The cost of the electric buses is almost twice that of diesel engine buses, but based on assessments the fuel savings can return the investment within five to six years. “While you can’t know if taxes on electricity for vehicles will go up, even today the excise tax on public transportation is low, so it doesn’t seem that bus companies would be charged tax on electricity in the future either,” Vadai estimates.
During the Olympic Games held four years ago in Beijing, the Chinese used a system for rapid bus battery replacements to extend the bus range even more without having to wait for the first battery to recharge overnight. Such a system would allow a bus to reach its end terminal, replace the battery quickly, and drive the route in the other direction.
The switchable system, similar to the one proposed by Better Place, seems particularly suitable to buses. But according to Vadai, such systems are very expensive and would never recoup the investment in Israel where city buses travel no more than 200 km. a day at an average speed of 15 kph.
BYD buses are not yet being sold to customers outside of China, but the model to arrive in Israel for the one-year pilot has been made to European standards. Its key challenge in Israel will actually be dealing with the heat and the power needed for the massive use of the air conditioning system.
The limited range of the electric bus points to a different idea for coping with the range of the electric battery: If buses move along predetermined routes, they could be supplied with energy from an external electrical source. Therefore, instead of paying for an expensive battery, one could spread a network of cables to feed the buses with electricity from outside. Trolley-type buses are powered by cable infrastructures; some can detach from the cables and travel independently for several kilometers.
The train manufacturers Siemens, Bombardier and Alstom also offer systems for wireless charging, by means of electrical induction via metal strips embedded in the road. Mickey Raviv, vice president of Bombardier Systems Israel, says that the supply infrastructure doesn’t necessarily limit vehicle flexibility. “It’s possible to set up the infrastructure throughout the city in such a way that buses will recharge while pulling into bus stops or while slowing down at particularly busy intersections. We’re planning the system in such a way that the buses will be minimally 75 percent charged at all times, so that the infrastructure would only have to provide the rest and also allow electric supply for long distances,” he says.

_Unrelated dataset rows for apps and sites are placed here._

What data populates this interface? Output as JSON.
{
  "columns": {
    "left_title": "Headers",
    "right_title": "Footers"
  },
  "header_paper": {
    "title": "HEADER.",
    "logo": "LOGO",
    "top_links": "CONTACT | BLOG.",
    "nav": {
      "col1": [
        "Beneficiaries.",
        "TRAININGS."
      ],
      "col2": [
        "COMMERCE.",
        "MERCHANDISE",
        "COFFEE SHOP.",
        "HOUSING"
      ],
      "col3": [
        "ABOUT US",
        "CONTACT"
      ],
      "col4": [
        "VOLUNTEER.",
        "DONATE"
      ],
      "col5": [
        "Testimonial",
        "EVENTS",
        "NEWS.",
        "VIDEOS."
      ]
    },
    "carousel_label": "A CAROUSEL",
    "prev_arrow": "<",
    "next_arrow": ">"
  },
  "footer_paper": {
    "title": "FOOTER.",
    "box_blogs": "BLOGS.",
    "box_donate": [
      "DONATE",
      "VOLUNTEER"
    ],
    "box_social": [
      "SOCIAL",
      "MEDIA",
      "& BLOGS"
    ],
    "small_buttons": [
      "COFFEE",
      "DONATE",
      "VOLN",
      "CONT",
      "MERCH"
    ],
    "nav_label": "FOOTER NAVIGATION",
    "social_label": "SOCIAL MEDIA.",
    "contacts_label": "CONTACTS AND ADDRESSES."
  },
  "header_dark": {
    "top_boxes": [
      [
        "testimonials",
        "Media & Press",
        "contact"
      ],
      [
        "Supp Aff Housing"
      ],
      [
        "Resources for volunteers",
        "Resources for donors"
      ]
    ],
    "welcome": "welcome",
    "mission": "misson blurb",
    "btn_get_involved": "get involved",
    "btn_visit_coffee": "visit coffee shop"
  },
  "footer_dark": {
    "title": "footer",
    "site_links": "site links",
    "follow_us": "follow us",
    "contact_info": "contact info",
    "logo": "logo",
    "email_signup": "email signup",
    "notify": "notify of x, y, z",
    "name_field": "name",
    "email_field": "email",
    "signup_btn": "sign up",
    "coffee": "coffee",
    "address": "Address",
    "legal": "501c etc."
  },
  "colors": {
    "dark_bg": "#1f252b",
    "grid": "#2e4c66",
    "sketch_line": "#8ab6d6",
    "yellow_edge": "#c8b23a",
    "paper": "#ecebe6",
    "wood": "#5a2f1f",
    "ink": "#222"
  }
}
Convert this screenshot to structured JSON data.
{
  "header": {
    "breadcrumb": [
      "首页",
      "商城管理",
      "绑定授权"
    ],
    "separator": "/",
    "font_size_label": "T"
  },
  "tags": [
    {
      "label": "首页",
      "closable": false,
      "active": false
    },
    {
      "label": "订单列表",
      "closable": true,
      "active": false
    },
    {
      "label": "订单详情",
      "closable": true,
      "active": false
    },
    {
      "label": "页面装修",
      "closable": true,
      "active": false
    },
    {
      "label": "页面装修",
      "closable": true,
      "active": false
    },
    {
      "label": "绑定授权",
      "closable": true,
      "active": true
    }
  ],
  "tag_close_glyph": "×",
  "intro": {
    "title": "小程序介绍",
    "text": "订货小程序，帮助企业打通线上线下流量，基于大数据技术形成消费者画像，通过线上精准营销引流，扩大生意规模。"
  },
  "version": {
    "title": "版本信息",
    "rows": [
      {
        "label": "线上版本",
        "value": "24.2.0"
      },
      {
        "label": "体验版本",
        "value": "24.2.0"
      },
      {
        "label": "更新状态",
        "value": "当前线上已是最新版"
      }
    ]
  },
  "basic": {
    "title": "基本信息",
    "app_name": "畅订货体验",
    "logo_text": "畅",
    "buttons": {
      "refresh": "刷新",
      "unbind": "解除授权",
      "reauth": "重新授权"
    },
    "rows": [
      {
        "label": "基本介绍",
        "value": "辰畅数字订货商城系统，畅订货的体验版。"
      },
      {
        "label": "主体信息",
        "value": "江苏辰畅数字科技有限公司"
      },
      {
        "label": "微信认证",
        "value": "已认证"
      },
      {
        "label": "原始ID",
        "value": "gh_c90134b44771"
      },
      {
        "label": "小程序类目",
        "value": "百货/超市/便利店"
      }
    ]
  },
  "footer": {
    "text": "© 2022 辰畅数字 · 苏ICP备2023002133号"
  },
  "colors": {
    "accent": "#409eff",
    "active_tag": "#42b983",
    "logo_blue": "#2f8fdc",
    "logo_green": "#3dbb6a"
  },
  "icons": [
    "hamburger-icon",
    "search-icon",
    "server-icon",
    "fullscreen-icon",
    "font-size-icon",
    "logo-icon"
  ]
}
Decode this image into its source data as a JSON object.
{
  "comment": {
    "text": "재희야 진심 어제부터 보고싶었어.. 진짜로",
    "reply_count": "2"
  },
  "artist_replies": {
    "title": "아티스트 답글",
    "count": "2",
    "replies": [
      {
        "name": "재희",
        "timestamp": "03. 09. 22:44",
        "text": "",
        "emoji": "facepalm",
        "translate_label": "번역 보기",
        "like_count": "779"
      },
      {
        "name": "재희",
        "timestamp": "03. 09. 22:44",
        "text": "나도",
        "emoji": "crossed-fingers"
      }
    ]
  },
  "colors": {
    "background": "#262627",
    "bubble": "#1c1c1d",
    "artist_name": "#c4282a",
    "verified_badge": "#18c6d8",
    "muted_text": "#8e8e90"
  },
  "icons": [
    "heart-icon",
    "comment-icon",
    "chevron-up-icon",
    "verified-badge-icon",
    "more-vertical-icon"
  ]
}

As for the cost, Raviv admits that it’s very similar to the cost of setting up a network of light rail cables. In other words, it doesn’t make financial sense to install a system only for buses, and the installation is much more complex than a simple hook-up of an electric bus to an electrical outlet. As for radiation, he guarantees that the copper panels alongside the magnetic cables protect passengers and pedestrians from hazardous exposure.